Have you ever thought about trying your hand at writing a novel? JK Rowling’s story proves you really can go from rags to riches armed only with a good idea and determination.
Writing a Novel takes us through JK Rowling’s journey from an unknown to one of the world’s best selling author’s.
Joanne Kathleen Rowling was born in Chipping Sodbury, England in 1965. She began writing at the age of 6 with a story called ‘Rabbit’, which she never finished.
In high school her favorite subject was English. From High School, Rowling went to Exeter University where she earned a degree in French.
After graduating, she spent a year studying in Paris and then went back to London where she worked in a number of jobs, including a year with Amnesty International and a short time as secretary for a publishing company, where she was responsible for sending out rejection slips.
In the summer of 1990, on a delayed train from Manchester to London, she came up with the idea of a boy who discovers he is a wizard.
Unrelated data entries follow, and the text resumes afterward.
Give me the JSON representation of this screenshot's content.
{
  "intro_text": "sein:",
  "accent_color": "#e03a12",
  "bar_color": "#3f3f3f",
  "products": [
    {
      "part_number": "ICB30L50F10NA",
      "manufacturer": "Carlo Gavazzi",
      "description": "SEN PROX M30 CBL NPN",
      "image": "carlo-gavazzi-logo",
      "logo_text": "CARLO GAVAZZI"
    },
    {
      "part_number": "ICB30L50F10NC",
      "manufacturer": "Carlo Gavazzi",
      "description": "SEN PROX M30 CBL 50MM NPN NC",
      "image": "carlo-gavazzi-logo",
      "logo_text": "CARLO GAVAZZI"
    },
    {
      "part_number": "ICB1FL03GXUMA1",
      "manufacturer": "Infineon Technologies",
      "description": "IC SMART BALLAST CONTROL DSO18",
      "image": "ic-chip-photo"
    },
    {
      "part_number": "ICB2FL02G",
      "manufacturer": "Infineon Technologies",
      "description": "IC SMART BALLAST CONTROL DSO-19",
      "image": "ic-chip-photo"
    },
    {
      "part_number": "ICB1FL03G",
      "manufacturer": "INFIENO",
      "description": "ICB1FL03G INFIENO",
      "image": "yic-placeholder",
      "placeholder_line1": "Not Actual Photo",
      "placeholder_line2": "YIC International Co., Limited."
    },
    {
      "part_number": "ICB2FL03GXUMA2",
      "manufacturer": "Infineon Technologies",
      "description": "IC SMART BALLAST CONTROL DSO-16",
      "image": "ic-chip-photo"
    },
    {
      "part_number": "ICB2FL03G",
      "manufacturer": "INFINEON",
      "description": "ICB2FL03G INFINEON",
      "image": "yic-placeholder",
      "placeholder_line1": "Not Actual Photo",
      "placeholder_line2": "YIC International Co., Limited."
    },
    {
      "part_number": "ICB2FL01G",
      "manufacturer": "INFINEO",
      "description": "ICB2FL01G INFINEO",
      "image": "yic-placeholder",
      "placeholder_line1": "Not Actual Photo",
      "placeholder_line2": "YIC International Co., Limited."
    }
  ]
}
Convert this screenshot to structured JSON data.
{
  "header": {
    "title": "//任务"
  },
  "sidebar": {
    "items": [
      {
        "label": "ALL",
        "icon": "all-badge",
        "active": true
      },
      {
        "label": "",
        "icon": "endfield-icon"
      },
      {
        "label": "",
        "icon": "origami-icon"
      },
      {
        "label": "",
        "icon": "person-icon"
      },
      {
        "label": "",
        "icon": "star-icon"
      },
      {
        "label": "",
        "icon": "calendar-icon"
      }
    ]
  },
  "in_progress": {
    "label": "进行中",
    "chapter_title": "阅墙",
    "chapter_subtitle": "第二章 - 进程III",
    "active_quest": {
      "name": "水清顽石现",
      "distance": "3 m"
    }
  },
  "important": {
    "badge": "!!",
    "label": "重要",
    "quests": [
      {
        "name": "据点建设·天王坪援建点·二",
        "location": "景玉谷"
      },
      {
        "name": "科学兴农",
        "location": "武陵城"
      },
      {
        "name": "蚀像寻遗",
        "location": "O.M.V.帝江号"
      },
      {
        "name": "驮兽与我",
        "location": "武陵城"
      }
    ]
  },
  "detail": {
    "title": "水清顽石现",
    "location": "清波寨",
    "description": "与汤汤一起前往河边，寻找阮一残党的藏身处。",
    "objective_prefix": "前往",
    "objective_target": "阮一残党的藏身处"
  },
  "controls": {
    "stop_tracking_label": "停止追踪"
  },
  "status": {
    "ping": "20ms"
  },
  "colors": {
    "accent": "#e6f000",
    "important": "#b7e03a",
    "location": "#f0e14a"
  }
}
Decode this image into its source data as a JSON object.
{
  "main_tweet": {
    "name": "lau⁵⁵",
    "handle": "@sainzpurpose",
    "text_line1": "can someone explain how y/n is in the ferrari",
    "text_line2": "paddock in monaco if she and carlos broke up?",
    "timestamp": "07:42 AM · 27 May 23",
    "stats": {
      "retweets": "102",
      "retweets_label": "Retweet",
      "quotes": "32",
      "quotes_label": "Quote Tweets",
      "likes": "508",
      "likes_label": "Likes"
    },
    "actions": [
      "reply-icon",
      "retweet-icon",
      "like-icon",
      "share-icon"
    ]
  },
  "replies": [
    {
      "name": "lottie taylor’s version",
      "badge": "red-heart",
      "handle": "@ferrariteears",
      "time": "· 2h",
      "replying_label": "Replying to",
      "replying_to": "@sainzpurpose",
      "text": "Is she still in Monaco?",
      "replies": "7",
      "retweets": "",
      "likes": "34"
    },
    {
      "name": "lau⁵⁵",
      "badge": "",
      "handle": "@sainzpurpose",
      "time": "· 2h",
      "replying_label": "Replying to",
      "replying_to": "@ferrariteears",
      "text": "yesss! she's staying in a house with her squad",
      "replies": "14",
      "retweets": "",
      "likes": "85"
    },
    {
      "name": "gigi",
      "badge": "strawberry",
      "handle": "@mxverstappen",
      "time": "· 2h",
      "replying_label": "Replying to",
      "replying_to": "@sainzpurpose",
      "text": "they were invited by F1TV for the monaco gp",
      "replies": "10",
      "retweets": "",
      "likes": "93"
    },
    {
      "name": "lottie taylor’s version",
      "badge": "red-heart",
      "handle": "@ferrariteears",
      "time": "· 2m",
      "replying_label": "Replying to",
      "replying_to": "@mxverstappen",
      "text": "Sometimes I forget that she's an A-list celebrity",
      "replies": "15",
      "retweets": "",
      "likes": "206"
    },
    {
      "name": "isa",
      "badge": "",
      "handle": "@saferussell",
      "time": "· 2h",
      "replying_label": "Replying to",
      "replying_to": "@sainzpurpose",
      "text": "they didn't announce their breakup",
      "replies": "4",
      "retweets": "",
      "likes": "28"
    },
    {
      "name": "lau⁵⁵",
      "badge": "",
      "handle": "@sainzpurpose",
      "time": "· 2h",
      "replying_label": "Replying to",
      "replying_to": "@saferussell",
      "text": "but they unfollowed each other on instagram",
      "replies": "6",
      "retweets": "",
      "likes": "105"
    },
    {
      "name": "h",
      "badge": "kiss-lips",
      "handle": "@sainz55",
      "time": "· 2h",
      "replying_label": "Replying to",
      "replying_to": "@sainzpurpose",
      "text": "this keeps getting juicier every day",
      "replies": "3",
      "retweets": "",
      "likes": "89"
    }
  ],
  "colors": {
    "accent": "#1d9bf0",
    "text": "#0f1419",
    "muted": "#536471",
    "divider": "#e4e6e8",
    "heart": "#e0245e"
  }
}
But it would be 7 years before the idea became a book.
In that same year her mother died of Multiple Sclerosis and she left for Portugal to teach English, hoping to find a way to deal with her grief.
In October 1992 she married a Portuguese television journalist, Jorge Arantes. But the marriage lasted just eleven months.
In 1993 she left her husband and returned to England, with the one legacy of her failed marriage – an infant daughter named Jessica.
Her life suddenly took a nose-dive. Fighting poverty and depression, she lived in a mice-infested flat in Edinburgh and struggled to raise her baby daughter on a welfare check of 70 pounds ($100) a week.
Unable to heat her flat, she sat in cafés nursing an espresso for 2 hours at a time and worked feverishly on the manuscript of ‘Harry Potter and the Philosopher’s Stone’ while her baby daughter slept in a pram.
The manuscript is said to have been rejected by three British publishers – Penguin, Transworld and HarperCollins.
But Bloomsbury Children’s Books did sign her up, reportedly paying £10,000 ($14,300) for the rights to ‘Harry Potter and The Philosopher’s Stone’.
The Philosopher’s Stone was published on 30 June, 1997 and was an instant success.
The book was published under her initials because her publisher feared that boys would be less likely to read the book if they knew it was written by a woman.
At a book fair in Italy later that year, Scholastic Books bought the American rights for $105,000, an unheard of figure for a children’s writer with only one book to her name.
It was published in the States in 1998 with the title ‘Harry Potter and the Sorcerer’s Stone’.
The sequel – ‘Harry Potter and the Chamber of Secrets’ – was published in June of 1999 and later that same year, the third book in the series was released, ‘Harry Potter and the Prisoner of Azkaban’.
By the time her fourth book appeared in 2000 – ‘Harry Potter and The Goblet of Fire’ – the series had become an international phenomenon: the initial print run for her 4th book was 1.5 million copies in the UK and 3.8 million in the US.
By 2000, JK Rowland had become the highest-earning woman in Britain, with an income of more than £20.5 million ($29.3m) in the previous year.
In 2001 her annual earnings were estimated at over £24m, ($34.3m) placing her between Madonna and Paul McCartney in the ranks of high-earning celebrities.
In October 1998 Warner Brothers bought the rights to ‘Harry Potter and the Sorcerer’s Stone’ and its sequel (‘Harry Potter and the Chamber Of Secrets’), for the tidy sum of $700,000.
With the release of the first Harry Potter film, J.K. Rowling’s total earnings are estimated to have exceeded $100 million.
In March 2001 she was awarded an OBE (Order of the British Empire) by the Queen, for services to children’s literature.